◆ TASK ITEM ◆
Every entry must be repeated exactly in the answer.

● ● ●

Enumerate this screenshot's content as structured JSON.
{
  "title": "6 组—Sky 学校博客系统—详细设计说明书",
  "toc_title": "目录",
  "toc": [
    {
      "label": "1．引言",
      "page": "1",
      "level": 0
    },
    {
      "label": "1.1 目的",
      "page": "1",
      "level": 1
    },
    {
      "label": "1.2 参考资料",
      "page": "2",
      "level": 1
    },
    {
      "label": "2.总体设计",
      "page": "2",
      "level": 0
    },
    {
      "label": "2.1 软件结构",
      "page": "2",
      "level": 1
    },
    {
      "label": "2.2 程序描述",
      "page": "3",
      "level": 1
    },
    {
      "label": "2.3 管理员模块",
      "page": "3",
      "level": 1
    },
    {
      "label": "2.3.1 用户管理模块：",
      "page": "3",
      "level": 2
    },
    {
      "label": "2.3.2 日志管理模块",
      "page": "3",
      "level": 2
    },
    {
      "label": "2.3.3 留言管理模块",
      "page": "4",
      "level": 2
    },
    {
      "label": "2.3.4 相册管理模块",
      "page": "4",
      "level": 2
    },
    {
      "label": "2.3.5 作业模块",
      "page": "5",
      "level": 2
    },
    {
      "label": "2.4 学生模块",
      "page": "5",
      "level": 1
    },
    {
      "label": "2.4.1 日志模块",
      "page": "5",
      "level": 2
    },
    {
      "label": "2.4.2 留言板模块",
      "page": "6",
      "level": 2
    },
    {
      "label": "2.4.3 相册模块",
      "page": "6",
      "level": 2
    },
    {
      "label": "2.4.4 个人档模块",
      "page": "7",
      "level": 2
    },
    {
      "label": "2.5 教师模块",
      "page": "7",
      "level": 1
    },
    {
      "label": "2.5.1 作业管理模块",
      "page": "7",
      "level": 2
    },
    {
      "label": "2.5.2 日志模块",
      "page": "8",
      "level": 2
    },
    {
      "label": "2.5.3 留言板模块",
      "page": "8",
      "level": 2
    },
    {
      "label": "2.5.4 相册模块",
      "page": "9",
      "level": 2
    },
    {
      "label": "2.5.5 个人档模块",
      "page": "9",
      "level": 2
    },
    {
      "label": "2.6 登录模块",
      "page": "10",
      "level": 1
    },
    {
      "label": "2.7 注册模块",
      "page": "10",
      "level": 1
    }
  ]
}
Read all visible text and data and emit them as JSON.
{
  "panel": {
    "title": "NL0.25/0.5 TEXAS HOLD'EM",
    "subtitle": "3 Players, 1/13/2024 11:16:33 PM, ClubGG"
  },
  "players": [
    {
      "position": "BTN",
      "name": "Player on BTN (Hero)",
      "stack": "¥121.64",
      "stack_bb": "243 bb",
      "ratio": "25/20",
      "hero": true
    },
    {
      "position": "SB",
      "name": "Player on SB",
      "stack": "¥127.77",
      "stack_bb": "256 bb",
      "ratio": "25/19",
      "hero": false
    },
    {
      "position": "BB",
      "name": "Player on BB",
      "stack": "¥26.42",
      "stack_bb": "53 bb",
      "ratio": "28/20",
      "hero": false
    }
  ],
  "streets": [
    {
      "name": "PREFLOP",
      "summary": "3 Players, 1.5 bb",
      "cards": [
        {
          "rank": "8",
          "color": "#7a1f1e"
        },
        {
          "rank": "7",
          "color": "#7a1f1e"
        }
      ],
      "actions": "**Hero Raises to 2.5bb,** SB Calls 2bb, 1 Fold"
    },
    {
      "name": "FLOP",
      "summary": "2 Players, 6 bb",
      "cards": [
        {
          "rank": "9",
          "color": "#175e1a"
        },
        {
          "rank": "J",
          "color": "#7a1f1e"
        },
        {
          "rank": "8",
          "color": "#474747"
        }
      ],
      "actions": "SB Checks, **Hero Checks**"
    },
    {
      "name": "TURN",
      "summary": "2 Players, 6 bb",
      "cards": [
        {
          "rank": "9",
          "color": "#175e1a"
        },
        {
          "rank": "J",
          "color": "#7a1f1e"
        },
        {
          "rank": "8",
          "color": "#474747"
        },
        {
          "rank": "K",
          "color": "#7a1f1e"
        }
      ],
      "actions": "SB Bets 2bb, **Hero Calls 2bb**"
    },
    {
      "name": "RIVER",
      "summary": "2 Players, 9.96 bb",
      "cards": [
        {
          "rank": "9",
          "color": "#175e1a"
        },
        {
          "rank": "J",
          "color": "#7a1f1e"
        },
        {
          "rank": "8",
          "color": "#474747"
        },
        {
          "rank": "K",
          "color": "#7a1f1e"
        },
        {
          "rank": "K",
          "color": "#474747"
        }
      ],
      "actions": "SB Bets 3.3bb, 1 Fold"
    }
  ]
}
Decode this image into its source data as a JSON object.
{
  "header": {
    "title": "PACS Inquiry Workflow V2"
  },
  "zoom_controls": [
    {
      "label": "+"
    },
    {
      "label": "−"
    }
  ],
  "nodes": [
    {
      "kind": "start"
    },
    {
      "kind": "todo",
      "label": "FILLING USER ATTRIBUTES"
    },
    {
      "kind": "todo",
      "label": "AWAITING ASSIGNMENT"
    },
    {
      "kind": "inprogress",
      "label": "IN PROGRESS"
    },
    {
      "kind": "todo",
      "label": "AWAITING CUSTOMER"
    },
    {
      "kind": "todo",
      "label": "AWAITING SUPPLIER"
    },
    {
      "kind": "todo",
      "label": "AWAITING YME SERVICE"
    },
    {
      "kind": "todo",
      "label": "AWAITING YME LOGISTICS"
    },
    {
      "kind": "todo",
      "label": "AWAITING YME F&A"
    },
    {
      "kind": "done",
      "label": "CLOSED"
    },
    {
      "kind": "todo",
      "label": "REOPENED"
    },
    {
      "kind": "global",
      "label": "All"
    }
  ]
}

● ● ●

◆ ANSWER SECTION ◆
Enumerate this screenshot's content as structured JSON.
{
  "title": "6 组—Sky 学校博客系统—详细设计说明书",
  "toc_title": "目录",
  "toc": [
    {
      "label": "1．引言",
      "page": "1",
      "level": 0
    },
    {
      "label": "1.1 目的",
      "page": "1",
      "level": 1
    },
    {
      "label": "1.2 参考资料",
      "page": "2",
      "level": 1
    },
    {
      "label": "2.总体设计",
      "page": "2",
      "level": 0
    },
    {
      "label": "2.1 软件结构",
      "page": "2",
      "level": 1
    },
    {
      "label": "2.2 程序描述",
      "page": "3",
      "level": 1
    },
    {
      "label": "2.3 管理员模块",
      "page": "3",
      "level": 1
    },
    {
      "label": "2.3.1 用户管理模块：",
      "page": "3",
      "level": 2
    },
    {
      "label": "2.3.2 日志管理模块",
      "page": "3",
      "level": 2
    },
    {
      "label": "2.3.3 留言管理模块",
      "page": "4",
      "level": 2
    },
    {
      "label": "2.3.4 相册管理模块",
      "page": "4",
      "level": 2
    },
    {
      "label": "2.3.5 作业模块",
      "page": "5",
      "level": 2
    },
    {
      "label": "2.4 学生模块",
      "page": "5",
      "level": 1
    },
    {
      "label": "2.4.1 日志模块",
      "page": "5",
      "level": 2
    },
    {
      "label": "2.4.2 留言板模块",
      "page": "6",
      "level": 2
    },
    {
      "label": "2.4.3 相册模块",
      "page": "6",
      "level": 2
    },
    {
      "label": "2.4.4 个人档模块",
      "page": "7",
      "level": 2
    },
    {
      "label": "2.5 教师模块",
      "page": "7",
      "level": 1
    },
    {
      "label": "2.5.1 作业管理模块",
      "page": "7",
      "level": 2
    },
    {
      "label": "2.5.2 日志模块",
      "page": "8",
      "level": 2
    },
    {
      "label": "2.5.3 留言板模块",
      "page": "8",
      "level": 2
    },
    {
      "label": "2.5.4 相册模块",
      "page": "9",
      "level": 2
    },
    {
      "label": "2.5.5 个人档模块",
      "page": "9",
      "level": 2
    },
    {
      "label": "2.6 登录模块",
      "page": "10",
      "level": 1
    },
    {
      "label": "2.7 注册模块",
      "page": "10",
      "level": 1
    }
  ]
}
Read all visible text and data and emit them as JSON.
{
  "panel": {
    "title": "NL0.25/0.5 TEXAS HOLD'EM",
    "subtitle": "3 Players, 1/13/2024 11:16:33 PM, ClubGG"
  },
  "players": [
    {
      "position": "BTN",
      "name": "Player on BTN (Hero)",
      "stack": "¥121.64",
      "stack_bb": "243 bb",
      "ratio": "25/20",
      "hero": true
    },
    {
      "position": "SB",
      "name": "Player on SB",
      "stack": "¥127.77",
      "stack_bb": "256 bb",
      "ratio": "25/19",
      "hero": false
    },
    {
      "position": "BB",
      "name": "Player on BB",
      "stack": "¥26.42",
      "stack_bb": "53 bb",
      "ratio": "28/20",
      "hero": false
    }
  ],
  "streets": [
    {
      "name": "PREFLOP",
      "summary": "3 Players, 1.5 bb",
      "cards": [
        {
          "rank": "8",
          "color": "#7a1f1e"
        },
        {
          "rank": "7",
          "color": "#7a1f1e"
        }
      ],
      "actions": "**Hero Raises to 2.5bb,** SB Calls 2bb, 1 Fold"
    },
    {
      "name": "FLOP",
      "summary": "2 Players, 6 bb",
      "cards": [
        {
          "rank": "9",
          "color": "#175e1a"
        },
        {
          "rank": "J",
          "color": "#7a1f1e"
        },
        {
          "rank": "8",
          "color": "#474747"
        }
      ],
      "actions": "SB Checks, **Hero Checks**"
    },
    {
      "name": "TURN",
      "summary": "2 Players, 6 bb",
      "cards": [
        {
          "rank": "9",
          "color": "#175e1a"
        },
        {
          "rank": "J",
          "color": "#7a1f1e"
        },
        {
          "rank": "8",
          "color": "#474747"
        },
        {
          "rank": "K",
          "color": "#7a1f1e"
        }
      ],
      "actions": "SB Bets 2bb, **Hero Calls 2bb**"
    },
    {
      "name": "RIVER",
      "summary": "2 Players, 9.96 bb",
      "cards": [
        {
          "rank": "9",
          "color": "#175e1a"
        },
        {
          "rank": "J",
          "color": "#7a1f1e"
        },
        {
          "rank": "8",
          "color": "#474747"
        },
        {
          "rank": "K",
          "color": "#7a1f1e"
        },
        {
          "rank": "K",
          "color": "#474747"
        }
      ],
      "actions": "SB Bets 3.3bb, 1 Fold"
    }
  ]
}
Decode this image into its source data as a JSON object.
{
  "header": {
    "title": "PACS Inquiry Workflow V2"
  },
  "zoom_controls": [
    {
      "label": "+"
    },
    {
      "label": "−"
    }
  ],
  "nodes": [
    {
      "kind": "start"
    },
    {
      "kind": "todo",
      "label": "FILLING USER ATTRIBUTES"
    },
    {
      "kind": "todo",
      "label": "AWAITING ASSIGNMENT"
    },
    {
      "kind": "inprogress",
      "label": "IN PROGRESS"
    },
    {
      "kind": "todo",
      "label": "AWAITING CUSTOMER"
    },
    {
      "kind": "todo",
      "label": "AWAITING SUPPLIER"
    },
    {
      "kind": "todo",
      "label": "AWAITING YME SERVICE"
    },
    {
      "kind": "todo",
      "label": "AWAITING YME LOGISTICS"
    },
    {
      "kind": "todo",
      "label": "AWAITING YME F&A"
    },
    {
      "kind": "done",
      "label": "CLOSED"
    },
    {
      "kind": "todo",
      "label": "REOPENED"
    },
    {
      "kind": "global",
      "label": "All"
    }
  ]
}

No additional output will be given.